(Stored data entries)
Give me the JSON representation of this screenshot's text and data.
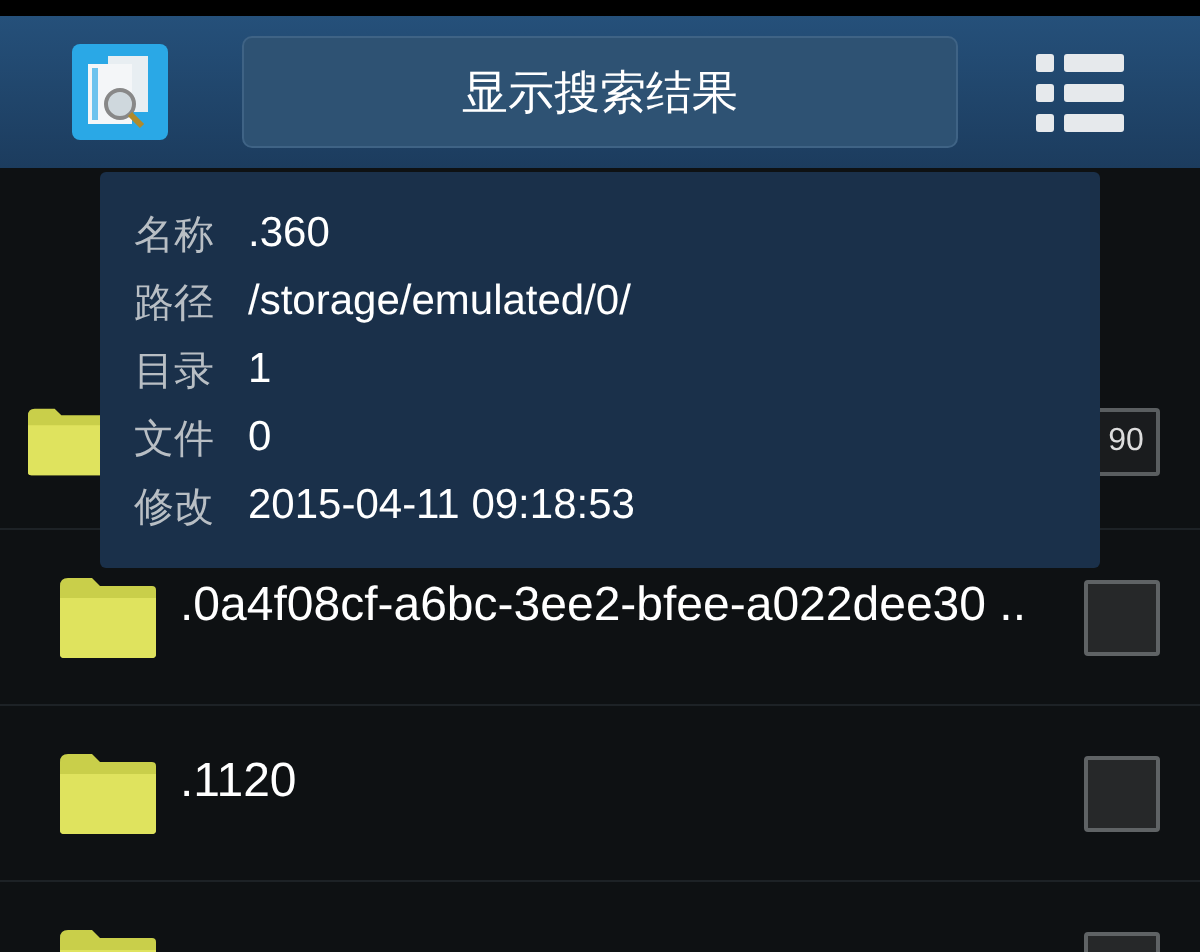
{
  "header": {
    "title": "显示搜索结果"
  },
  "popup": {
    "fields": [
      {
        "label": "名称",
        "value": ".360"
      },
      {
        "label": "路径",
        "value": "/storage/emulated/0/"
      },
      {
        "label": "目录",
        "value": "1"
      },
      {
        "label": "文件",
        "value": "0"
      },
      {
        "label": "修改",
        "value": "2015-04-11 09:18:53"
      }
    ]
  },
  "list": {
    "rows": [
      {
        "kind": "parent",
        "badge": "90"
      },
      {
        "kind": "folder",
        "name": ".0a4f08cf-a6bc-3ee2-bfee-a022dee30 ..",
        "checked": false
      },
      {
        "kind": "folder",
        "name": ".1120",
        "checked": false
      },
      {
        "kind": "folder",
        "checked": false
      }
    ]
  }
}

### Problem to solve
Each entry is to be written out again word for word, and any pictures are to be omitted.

### Completed exercise
Give me the JSON representation of this screenshot's text and data.
{
  "header": {
    "title": "显示搜索结果"
  },
  "popup": {
    "fields": [
      {
        "label": "名称",
        "value": ".360"
      },
      {
        "label": "路径",
        "value": "/storage/emulated/0/"
      },
      {
        "label": "目录",
        "value": "1"
      },
      {
        "label": "文件",
        "value": "0"
      },
      {
        "label": "修改",
        "value": "2015-04-11 09:18:53"
      }
    ]
  },
  "list": {
    "rows": [
      {
        "kind": "parent",
        "badge": "90"
      },
      {
        "kind": "folder",
        "name": ".0a4f08cf-a6bc-3ee2-bfee-a022dee30 ..",
        "checked": false
      },
      {
        "kind": "folder",
        "name": ".1120",
        "checked": false
      },
      {
        "kind": "folder",
        "checked": false
      }
    ]
  }
}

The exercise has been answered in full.